As someone who has visited Hiroshima three times on August 6, the anniversary of the atomic bombing, I can assure the president he would indeed be deeply moved by going to Peace Park. That’s not sufficient though, and the opportunity could be squandered if it’s made to be about him, or whether he is apologizing for the bombing 71 years ago, which would be a pointless debate.

President Bill Clinton, in his last year in office, wished he could go without sleep, as there was so much he wanted to do in his limited time left in the White House, and there was a “dog ate my homework” frantic nature to much of what he proposed late in his second term, and much left undone when he left office. President Obama ought not to make the same mistake. The president should go to Hiroshima as the leader people expect him to be, and he envisions himself to be, on an issue of utmost urgency to humanity.

More articles by:

Kevin Martin is Executive Director of Peace Action, the country’s largest grassroots peace and disarmament organization with more than 200,000 supporters nationwide.

July 18, 2018
Bruce E. Levine
Politics and Psychiatry: the Cost of the Trauma Cover-Up
Frank Stricker
The Crummy Good Economy and the New Serfdom
Linda Ford
Red Fawn Fallis and the Felony of Being Attacked by Cops
David Mattson
Entrusting Grizzlies to a Basket of Deplorables?
Stephen F. Eisenman
Want Gun Control?

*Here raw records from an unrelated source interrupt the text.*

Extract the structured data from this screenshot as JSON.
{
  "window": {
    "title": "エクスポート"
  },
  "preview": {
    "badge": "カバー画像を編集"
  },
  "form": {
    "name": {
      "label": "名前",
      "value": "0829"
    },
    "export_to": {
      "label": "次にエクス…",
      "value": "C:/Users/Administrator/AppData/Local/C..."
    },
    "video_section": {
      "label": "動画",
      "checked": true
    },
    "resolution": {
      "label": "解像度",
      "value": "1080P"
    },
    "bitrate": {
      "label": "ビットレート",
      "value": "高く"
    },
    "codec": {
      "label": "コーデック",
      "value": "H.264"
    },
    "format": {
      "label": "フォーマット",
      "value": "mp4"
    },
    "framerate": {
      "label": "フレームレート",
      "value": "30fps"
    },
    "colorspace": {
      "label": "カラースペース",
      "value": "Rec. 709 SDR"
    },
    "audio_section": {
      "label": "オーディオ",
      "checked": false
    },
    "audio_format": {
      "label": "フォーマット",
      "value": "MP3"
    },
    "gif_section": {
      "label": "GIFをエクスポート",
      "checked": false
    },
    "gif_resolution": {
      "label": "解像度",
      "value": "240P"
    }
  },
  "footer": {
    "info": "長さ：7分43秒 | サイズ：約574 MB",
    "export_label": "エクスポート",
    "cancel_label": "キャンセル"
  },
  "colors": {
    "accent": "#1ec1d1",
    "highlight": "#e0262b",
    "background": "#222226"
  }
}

Arm the Left (It Worked Before)
CJ Hopkins
Trump’s Treasonous Traitor Summit or: How Liberals Learned to Stop Worrying and Love the New McCarthyism
Patrick Bond

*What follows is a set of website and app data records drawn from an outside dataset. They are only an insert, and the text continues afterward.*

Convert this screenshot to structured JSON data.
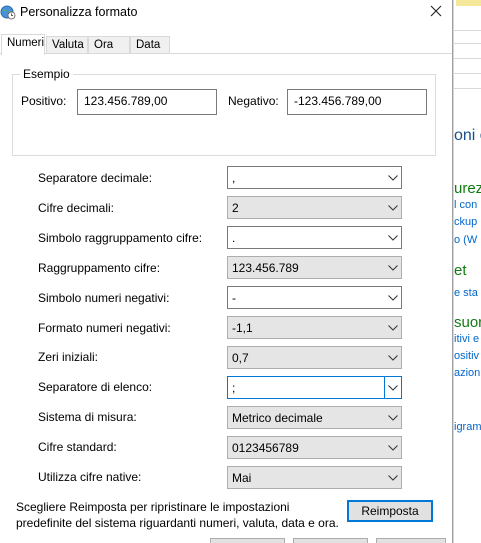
{
  "window": {
    "title": "Personalizza formato",
    "icon": "globe-clock-icon",
    "close_icon": "close-icon"
  },
  "tabs": [
    {
      "label": "Numeri",
      "active": true
    },
    {
      "label": "Valuta",
      "active": false
    },
    {
      "label": "Ora",
      "active": false
    },
    {
      "label": "Data",
      "active": false
    }
  ],
  "example": {
    "title": "Esempio",
    "positive_label": "Positivo:",
    "positive_value": "123.456.789,00",
    "negative_label": "Negativo:",
    "negative_value": "-123.456.789,00"
  },
  "settings": [
    {
      "label": "Separatore decimale:",
      "value": ",",
      "editable": true
    },
    {
      "label": "Cifre decimali:",
      "value": "2",
      "editable": false
    },
    {
      "label": "Simbolo raggruppamento cifre:",
      "value": ".",
      "editable": true
    },
    {
      "label": "Raggruppamento cifre:",
      "value": "123.456.789",
      "editable": false
    },
    {
      "label": "Simbolo numeri negativi:",
      "value": "-",
      "editable": true
    },
    {
      "label": "Formato numeri negativi:",
      "value": "-1,1",
      "editable": false
    },
    {
      "label": "Zeri iniziali:",
      "value": "0,7",
      "editable": false
    },
    {
      "label": "Separatore di elenco:",
      "value": ";",
      "editable": true,
      "focused": true
    },
    {
      "label": "Sistema di misura:",
      "value": "Metrico decimale",
      "editable": false
    },
    {
      "label": "Cifre standard:",
      "value": "0123456789",
      "editable": false
    },
    {
      "label": "Utilizza cifre native:",
      "value": "Mai",
      "editable": false
    }
  ],
  "footer": {
    "info_line1": "Scegliere Reimposta per ripristinare le impostazioni",
    "info_line2": "predefinite del sistema riguardanti numeri, valuta, data e ora.",
    "reset_label": "Reimposta"
  },
  "background_window": {
    "fragments": [
      "oni o",
      "urez",
      "l con",
      "ckup",
      "o (W",
      "et",
      "e sta",
      "suor",
      "itivi e",
      "ositiv",
      "azion",
      "igram"
    ],
    "link_color": "#0066cc",
    "heading_color": "#107c10"
  },
  "colors": {
    "accent": "#0078d7",
    "readonly_bg": "#e5e5e5"
  }
}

State of the BRICS Class Struggle: Repression, Austerity and Worker Militancy
Dan Corjescu
The USA and Russia: Two Sides of the Same Criminal Corporate Coin
The Hudson Report

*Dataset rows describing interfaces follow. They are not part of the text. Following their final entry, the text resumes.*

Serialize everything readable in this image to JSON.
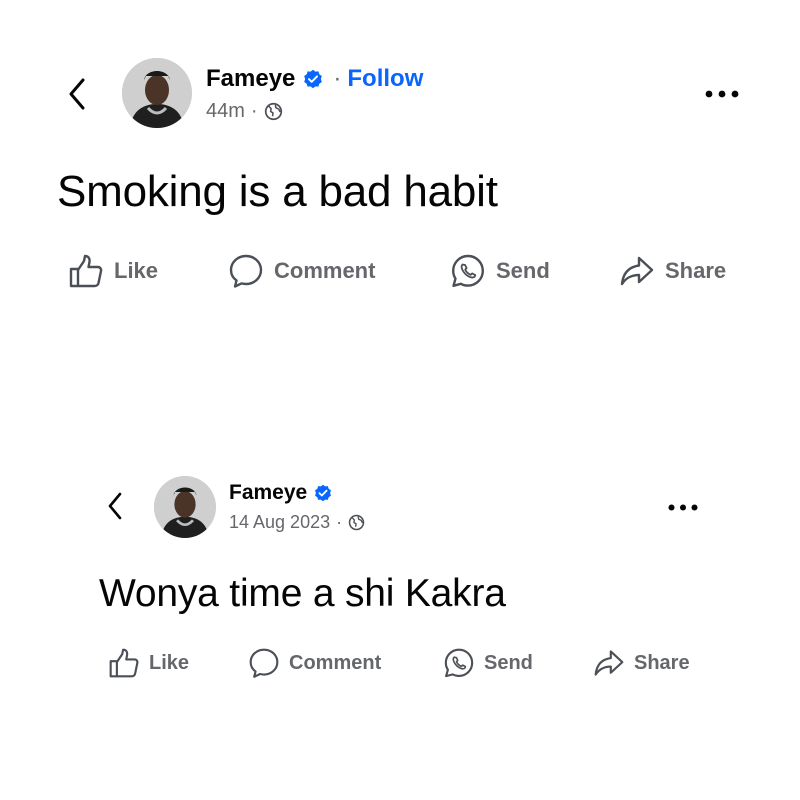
{
  "posts": [
    {
      "author": "Fameye",
      "verified": true,
      "follow_label": "Follow",
      "separator": "·",
      "timestamp": "44m",
      "audience_icon": "globe-icon",
      "text": "Smoking is a bad habit",
      "actions": {
        "like": "Like",
        "comment": "Comment",
        "send": "Send",
        "share": "Share"
      }
    },
    {
      "author": "Fameye",
      "verified": true,
      "separator": "·",
      "timestamp": "14 Aug 2023",
      "audience_icon": "globe-icon",
      "text": "Wonya time a shi Kakra",
      "actions": {
        "like": "Like",
        "comment": "Comment",
        "send": "Send",
        "share": "Share"
      }
    }
  ],
  "colors": {
    "verified": "#0866ff",
    "follow": "#0866ff",
    "secondary_text": "#65676b",
    "primary_text": "#050505"
  }
}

How Argentina Got the Biggest Loan in the History of the IMF
Kenn Orphan
You Call This Treason?
Max Parry
Ukraine’s Anti-Roma Pogroms Ignored as Russia is Blamed for Global Far Right Resurgence
Ed Meek
Acts of Resistance
July 17, 2018
Conn Hallinan
Trump & The Big Bad Bugs
Robert Hunziker
Trump Kills Science, Nature Strikes Back
John Grant
The Politics of Cruelty
Kenneth Surin
Calculated Buffoonery: Trump in the UK
Binoy Kampmark
Helsinki Theatrics: Trump Meets Putin
Patrick Bond
BRICS From Above, Seen Critically From Below
Jim Kavanagh
Fighting Fake Stories: The New Yorker, Israel and Obama
Daniel Falcone
Chomsky on the Trump NATO Ruse
W. T. Whitney
Oil Underground in Neuquén, Argentina – and a New US Military Base There
Doug Rawlings
Ken Burns’ “The Vietnam War” was Nominated for an Emmy, Does It Deserve It?
Rajan Menon
The United States of Inequality
Thomas Knapp
Have Mueller and Rosenstein Finally Gone Too Far?
Cesar Chelala
An Insatiable Salesman
Dean Baker
Truth, Trump and the Washington Post
Mel Gurtov
Human Rights Trumped
Binoy Kampmark
Putin’s Football Gambit: How the World Cup Paid Off
July 16, 2018
Sheldon Richman
Trump Turns to Gaza as Middle East Deal of the Century Collapses
Charles Pierson
Kirstjen Nielsen Just Wants to Protect You
Brett Wilkins
The Lydda Death March and the Israeli State of Denial
Patrick Cockburn
Trump Knows That the US Can Exercise More Power in a UK Weakened by Brexit
Robert Fisk
The Fisherman of Sarajevo Told Tales Past Wars and Wars to Come
Gary Leupp
When Did Russia Become an Adversary?
Uri Avnery
“Not Enough!”
Dave Lindorff
Undermining Trump-Putin Summit Means Promoting War
Manuel E. Yepe
World Trade War Has Begun
Binoy Kampmark
Trump Stomps Britain
Wim Laven
The Best Deals are the Deals that Develop Peace
Kary Love
Can We Learn from Heinrich Himmler’s Daughter? Should We?
Jeffrey St. Clair
Franklin Lamb, Requiescat in Pace
Weekend Edition
July 13, 2018
Friday - Sunday
Brian Cloughley
Lessons That Should Have Been Learned From NATO’s Destruction of Libya
Paul Street
Time to Stop Playing “Simon Says” with James Madison and Alexander Hamilton
Jeffrey St. Clair
Roaming Charges: In the Land of Formula and Honey
Aidan O'Brien
Ireland’s Intellectuals Bow to the Queen of Chaos 
FacebookTwitterGoogle+RedditEmail